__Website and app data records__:
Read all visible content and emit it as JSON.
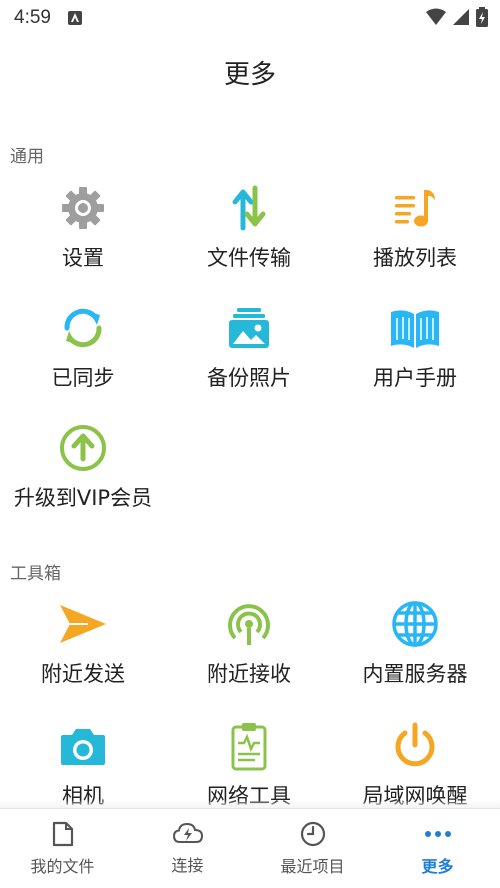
{
  "status_bar": {
    "time": "4:59"
  },
  "header": {
    "title": "更多"
  },
  "sections": {
    "general": {
      "label": "通用",
      "items": [
        {
          "label": "设置",
          "icon": "gear-icon"
        },
        {
          "label": "文件传输",
          "icon": "transfer-arrows-icon"
        },
        {
          "label": "播放列表",
          "icon": "playlist-icon"
        },
        {
          "label": "已同步",
          "icon": "sync-icon"
        },
        {
          "label": "备份照片",
          "icon": "backup-photo-icon"
        },
        {
          "label": "用户手册",
          "icon": "book-icon"
        },
        {
          "label": "升级到VIP会员",
          "icon": "upgrade-arrow-icon"
        }
      ]
    },
    "toolbox": {
      "label": "工具箱",
      "items": [
        {
          "label": "附近发送",
          "icon": "send-icon"
        },
        {
          "label": "附近接收",
          "icon": "receive-signal-icon"
        },
        {
          "label": "内置服务器",
          "icon": "globe-icon"
        },
        {
          "label": "相机",
          "icon": "camera-icon"
        },
        {
          "label": "网络工具",
          "icon": "clipboard-pulse-icon"
        },
        {
          "label": "局域网唤醒",
          "icon": "power-icon"
        }
      ]
    }
  },
  "bottom_nav": {
    "items": [
      {
        "label": "我的文件",
        "icon": "file-icon"
      },
      {
        "label": "连接",
        "icon": "cloud-bolt-icon"
      },
      {
        "label": "最近项目",
        "icon": "clock-icon"
      },
      {
        "label": "更多",
        "icon": "more-dots-icon"
      }
    ],
    "active_index": 3
  },
  "colors": {
    "gray": "#9e9e9e",
    "green": "#8bc34a",
    "teal": "#26b8d8",
    "orange": "#f5a623",
    "sky": "#29b6f6",
    "nav_active": "#1f7fd6"
  }
}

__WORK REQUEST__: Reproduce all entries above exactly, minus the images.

__EXERCISE SOLUTION__:
Read all visible content and emit it as JSON.
{
  "status_bar": {
    "time": "4:59"
  },
  "header": {
    "title": "更多"
  },
  "sections": {
    "general": {
      "label": "通用",
      "items": [
        {
          "label": "设置",
          "icon": "gear-icon"
        },
        {
          "label": "文件传输",
          "icon": "transfer-arrows-icon"
        },
        {
          "label": "播放列表",
          "icon": "playlist-icon"
        },
        {
          "label": "已同步",
          "icon": "sync-icon"
        },
        {
          "label": "备份照片",
          "icon": "backup-photo-icon"
        },
        {
          "label": "用户手册",
          "icon": "book-icon"
        },
        {
          "label": "升级到VIP会员",
          "icon": "upgrade-arrow-icon"
        }
      ]
    },
    "toolbox": {
      "label": "工具箱",
      "items": [
        {
          "label": "附近发送",
          "icon": "send-icon"
        },
        {
          "label": "附近接收",
          "icon": "receive-signal-icon"
        },
        {
          "label": "内置服务器",
          "icon": "globe-icon"
        },
        {
          "label": "相机",
          "icon": "camera-icon"
        },
        {
          "label": "网络工具",
          "icon": "clipboard-pulse-icon"
        },
        {
          "label": "局域网唤醒",
          "icon": "power-icon"
        }
      ]
    }
  },
  "bottom_nav": {
    "items": [
      {
        "label": "我的文件",
        "icon": "file-icon"
      },
      {
        "label": "连接",
        "icon": "cloud-bolt-icon"
      },
      {
        "label": "最近项目",
        "icon": "clock-icon"
      },
      {
        "label": "更多",
        "icon": "more-dots-icon"
      }
    ],
    "active_index": 3
  },
  "colors": {
    "gray": "#9e9e9e",
    "green": "#8bc34a",
    "teal": "#26b8d8",
    "orange": "#f5a623",
    "sky": "#29b6f6",
    "nav_active": "#1f7fd6"
  }
}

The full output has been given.